During the days and weeks after surgery, the only thing I wrote, apart from emails and short notes and shopping lists, was my journal. That writing kept me going, it was a necessary link with my old self, and a way to watch myself become my new self.
2 January, 2007
All I really want is to heal, to be feeling like myself again, so I should conserve energy for my body, not spend it on this writing, which drains me physically. But I have to write, the familiar act of writing makes me feel normal. It’s a conundrum.
Apart from when I am writing, I feel more like myself as I become aware of who I now am physically. Every day I look in the mirror at my (lack of) breasts and study the contours of my shoulders and upper torso, taking in the bruising and swelling and scars and dry flaking skin. It takes time, and time again, and again, until I look in the mirror and begin to see ME. My shoulders are more prominent now, and my bird-like ribcage drops to a waist I recognise and value more than ever. My legs are thin, the muscles quite wasted from weeks of relative inactivity but they are still mine. My arms are much as before, though I don’t have much feeling in the upper underarm areas and I’ve an odd damaged nerve that twitches down my right arm, moving the skin on its own. It started when I came around from the anaesthetic.
As yet I can’t tell if the ribs are as visible as I think they are – what are these unknown bony protuberances? My healing skin moves over them, all knobbly. Were they really unseen before? I can feel my heart beating when I climb stairs or lie in bed, so close to the surface now – no protection over the heart. I feel like if you held me up to the light you might see through me, see my vulnerable heart pumping in my ribcage.
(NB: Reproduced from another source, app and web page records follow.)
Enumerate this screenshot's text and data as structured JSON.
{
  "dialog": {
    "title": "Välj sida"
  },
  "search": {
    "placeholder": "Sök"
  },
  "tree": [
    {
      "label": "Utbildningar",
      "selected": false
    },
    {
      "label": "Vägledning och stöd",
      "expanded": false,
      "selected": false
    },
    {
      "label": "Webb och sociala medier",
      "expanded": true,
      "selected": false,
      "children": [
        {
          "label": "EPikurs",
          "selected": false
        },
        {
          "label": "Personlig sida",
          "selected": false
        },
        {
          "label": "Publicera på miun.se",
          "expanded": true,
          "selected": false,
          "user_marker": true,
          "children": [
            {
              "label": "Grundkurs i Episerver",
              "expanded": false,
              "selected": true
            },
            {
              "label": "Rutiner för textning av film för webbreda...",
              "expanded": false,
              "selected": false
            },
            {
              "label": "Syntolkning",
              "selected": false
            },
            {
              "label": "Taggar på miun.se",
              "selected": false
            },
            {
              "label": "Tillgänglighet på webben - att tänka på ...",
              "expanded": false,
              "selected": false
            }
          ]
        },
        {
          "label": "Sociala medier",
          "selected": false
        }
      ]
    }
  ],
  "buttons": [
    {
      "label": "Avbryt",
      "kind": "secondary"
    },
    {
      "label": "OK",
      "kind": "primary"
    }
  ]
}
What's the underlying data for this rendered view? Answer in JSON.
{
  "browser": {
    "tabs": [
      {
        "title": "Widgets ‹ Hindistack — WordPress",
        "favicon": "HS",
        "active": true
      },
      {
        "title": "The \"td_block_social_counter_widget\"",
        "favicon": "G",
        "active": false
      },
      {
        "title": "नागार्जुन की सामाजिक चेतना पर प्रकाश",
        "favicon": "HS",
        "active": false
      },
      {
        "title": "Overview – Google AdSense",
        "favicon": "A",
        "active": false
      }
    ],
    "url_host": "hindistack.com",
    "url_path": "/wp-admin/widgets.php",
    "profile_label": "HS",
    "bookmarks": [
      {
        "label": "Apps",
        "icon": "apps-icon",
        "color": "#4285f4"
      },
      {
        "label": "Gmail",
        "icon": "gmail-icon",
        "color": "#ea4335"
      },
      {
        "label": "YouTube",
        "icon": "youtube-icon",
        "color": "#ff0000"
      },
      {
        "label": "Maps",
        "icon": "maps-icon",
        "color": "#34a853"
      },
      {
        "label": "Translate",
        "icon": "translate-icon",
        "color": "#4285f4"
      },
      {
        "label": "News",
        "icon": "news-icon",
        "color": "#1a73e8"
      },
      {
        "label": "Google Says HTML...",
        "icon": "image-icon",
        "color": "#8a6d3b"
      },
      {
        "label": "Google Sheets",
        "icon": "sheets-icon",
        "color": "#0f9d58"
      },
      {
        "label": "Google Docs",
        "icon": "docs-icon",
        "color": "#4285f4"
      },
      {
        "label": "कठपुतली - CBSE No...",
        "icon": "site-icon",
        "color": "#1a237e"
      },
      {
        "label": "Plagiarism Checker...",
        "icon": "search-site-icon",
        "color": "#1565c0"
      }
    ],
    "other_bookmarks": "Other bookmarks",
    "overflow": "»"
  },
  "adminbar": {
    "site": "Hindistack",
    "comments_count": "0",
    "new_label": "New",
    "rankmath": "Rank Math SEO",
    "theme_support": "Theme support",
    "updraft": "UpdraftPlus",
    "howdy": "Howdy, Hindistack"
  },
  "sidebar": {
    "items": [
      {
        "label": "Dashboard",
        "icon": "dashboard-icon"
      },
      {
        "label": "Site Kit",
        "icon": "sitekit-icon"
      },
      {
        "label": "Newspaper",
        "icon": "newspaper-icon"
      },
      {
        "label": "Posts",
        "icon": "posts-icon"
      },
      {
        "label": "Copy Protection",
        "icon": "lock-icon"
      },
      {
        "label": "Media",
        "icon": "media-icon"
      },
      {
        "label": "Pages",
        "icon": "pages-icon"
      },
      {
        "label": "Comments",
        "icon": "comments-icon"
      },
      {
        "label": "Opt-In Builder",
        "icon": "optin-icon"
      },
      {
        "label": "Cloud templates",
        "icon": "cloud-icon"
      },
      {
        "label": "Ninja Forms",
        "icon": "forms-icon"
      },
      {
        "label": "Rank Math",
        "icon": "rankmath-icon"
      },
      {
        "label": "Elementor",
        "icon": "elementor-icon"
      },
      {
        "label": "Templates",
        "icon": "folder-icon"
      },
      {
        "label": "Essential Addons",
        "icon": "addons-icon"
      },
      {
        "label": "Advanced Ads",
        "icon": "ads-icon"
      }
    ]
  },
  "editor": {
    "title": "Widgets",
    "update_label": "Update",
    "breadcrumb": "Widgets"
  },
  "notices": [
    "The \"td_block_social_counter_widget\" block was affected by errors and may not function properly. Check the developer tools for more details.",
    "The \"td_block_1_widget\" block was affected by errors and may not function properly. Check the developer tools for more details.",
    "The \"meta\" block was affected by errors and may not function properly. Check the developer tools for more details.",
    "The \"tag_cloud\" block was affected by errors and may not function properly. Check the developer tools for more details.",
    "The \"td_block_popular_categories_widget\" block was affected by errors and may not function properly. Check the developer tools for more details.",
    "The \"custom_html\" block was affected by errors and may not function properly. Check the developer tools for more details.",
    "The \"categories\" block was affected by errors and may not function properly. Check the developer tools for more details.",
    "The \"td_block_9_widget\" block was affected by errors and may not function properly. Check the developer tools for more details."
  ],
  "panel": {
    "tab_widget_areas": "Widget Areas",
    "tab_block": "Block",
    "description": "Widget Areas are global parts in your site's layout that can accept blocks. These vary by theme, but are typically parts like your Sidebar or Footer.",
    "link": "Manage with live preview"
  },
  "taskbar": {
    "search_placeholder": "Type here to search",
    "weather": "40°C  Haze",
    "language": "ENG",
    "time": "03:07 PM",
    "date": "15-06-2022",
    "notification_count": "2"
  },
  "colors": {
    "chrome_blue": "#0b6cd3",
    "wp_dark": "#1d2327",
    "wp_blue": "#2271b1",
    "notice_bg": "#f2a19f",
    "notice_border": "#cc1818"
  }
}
I am finding my own new ways of doing things. Slow, premeditated and methodical, aware of every movement and thankful for it, each upward stretch a realisation of working against gravity and against the results of the surgeon’s scalpel. I heal, I heal, can literally feel it happening at night, lying quite still and feeling that unique fire still burning across my chest, in prickles and embers of breasts now gone, occasionally the stabbing from phantom nipples. There, right there in the centres of the wounds, like vicious teeth, enough to make me start with fear.
Today I went through my underwear drawer, again. Took out all the bras, threw out the grey and overused, kept the fun and coloured and newish. What for? I wear vests now. What shall I do with the bras? Keep them for a while, like the clothes I couldn’t quite toss out after my mother died. More of me is grieving than I realised. Still some goodbyes to say. A part of me needs to cry and look at old bras. I’ll throw them out another day.
I feel changed. Not just my flat chest and the having been through all this and the relief. A new composure, a new calmer calm, a new nearness to who I am, my heart at the surface, outline clear. A strong fragility. The tension of an insect’s wing.